$\succsim$ is a countinuous and convex weak order.
$x,y,a$ are vectors in $\mathbb R^n$
We say $a\geq0$ if all directions of the vector $a$ is greater or equal to zero.
We want to prove (or disprove by counterexample) that:
Suppose $x\sim y$ implies $x+a\sim y+a$ for any $a\geq0$ and $x,y\in\mathbb R^n$,
Then the preference is linear.

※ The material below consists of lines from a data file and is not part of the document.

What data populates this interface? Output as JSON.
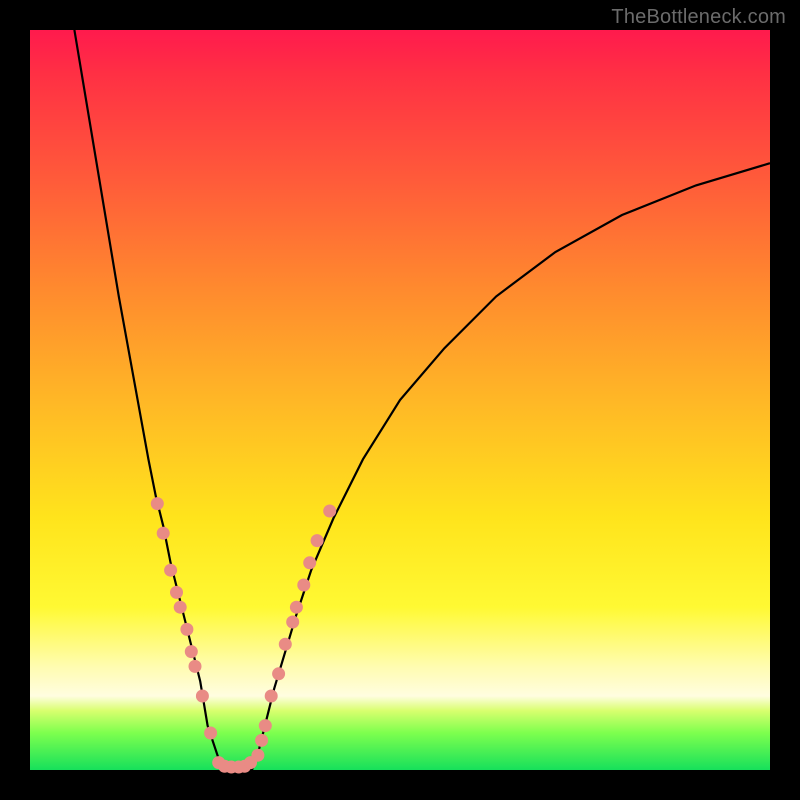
{
  "watermark": "TheBottleneck.com",
  "colors": {
    "background": "#000000",
    "gradient_top": "#ff1a4d",
    "gradient_bottom": "#16e05b",
    "curve": "#000000",
    "dots": "#e98b85"
  },
  "chart_data": {
    "type": "line",
    "title": "",
    "xlabel": "",
    "ylabel": "",
    "xlim": [
      0,
      100
    ],
    "ylim": [
      0,
      100
    ],
    "curve_left": {
      "x": [
        6,
        8,
        10,
        12,
        14,
        16,
        17,
        18,
        19,
        20,
        21,
        22,
        23,
        23.5,
        24,
        25,
        25.5,
        26
      ],
      "y": [
        100,
        88,
        76,
        64,
        53,
        42,
        37,
        33,
        28,
        24,
        20,
        16,
        12,
        9,
        6,
        3,
        1.5,
        0
      ]
    },
    "curve_right": {
      "x": [
        30,
        30.5,
        31,
        32,
        33,
        34.5,
        36,
        38,
        41,
        45,
        50,
        56,
        63,
        71,
        80,
        90,
        100
      ],
      "y": [
        0,
        1.5,
        3,
        7,
        11,
        16,
        21,
        27,
        34,
        42,
        50,
        57,
        64,
        70,
        75,
        79,
        82
      ]
    },
    "floor_segment": {
      "x": [
        26,
        30
      ],
      "y": [
        0,
        0
      ]
    },
    "dots_left": [
      {
        "x": 17.2,
        "y": 36
      },
      {
        "x": 18.0,
        "y": 32
      },
      {
        "x": 19.0,
        "y": 27
      },
      {
        "x": 19.8,
        "y": 24
      },
      {
        "x": 20.3,
        "y": 22
      },
      {
        "x": 21.2,
        "y": 19
      },
      {
        "x": 21.8,
        "y": 16
      },
      {
        "x": 22.3,
        "y": 14
      },
      {
        "x": 23.3,
        "y": 10
      },
      {
        "x": 24.4,
        "y": 5
      }
    ],
    "dots_right": [
      {
        "x": 30.8,
        "y": 2
      },
      {
        "x": 31.3,
        "y": 4
      },
      {
        "x": 31.8,
        "y": 6
      },
      {
        "x": 32.6,
        "y": 10
      },
      {
        "x": 33.6,
        "y": 13
      },
      {
        "x": 34.5,
        "y": 17
      },
      {
        "x": 35.5,
        "y": 20
      },
      {
        "x": 36.0,
        "y": 22
      },
      {
        "x": 37.0,
        "y": 25
      },
      {
        "x": 37.8,
        "y": 28
      },
      {
        "x": 38.8,
        "y": 31
      },
      {
        "x": 40.5,
        "y": 35
      }
    ],
    "dots_bottom": [
      {
        "x": 25.5,
        "y": 1
      },
      {
        "x": 26.3,
        "y": 0.5
      },
      {
        "x": 27.2,
        "y": 0.4
      },
      {
        "x": 28.2,
        "y": 0.4
      },
      {
        "x": 29.0,
        "y": 0.5
      },
      {
        "x": 29.8,
        "y": 1
      }
    ]
  }
}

One definition of linear preference is that $x\sim y$ implies $x+a\sim y+a$ for any $x,y,a$.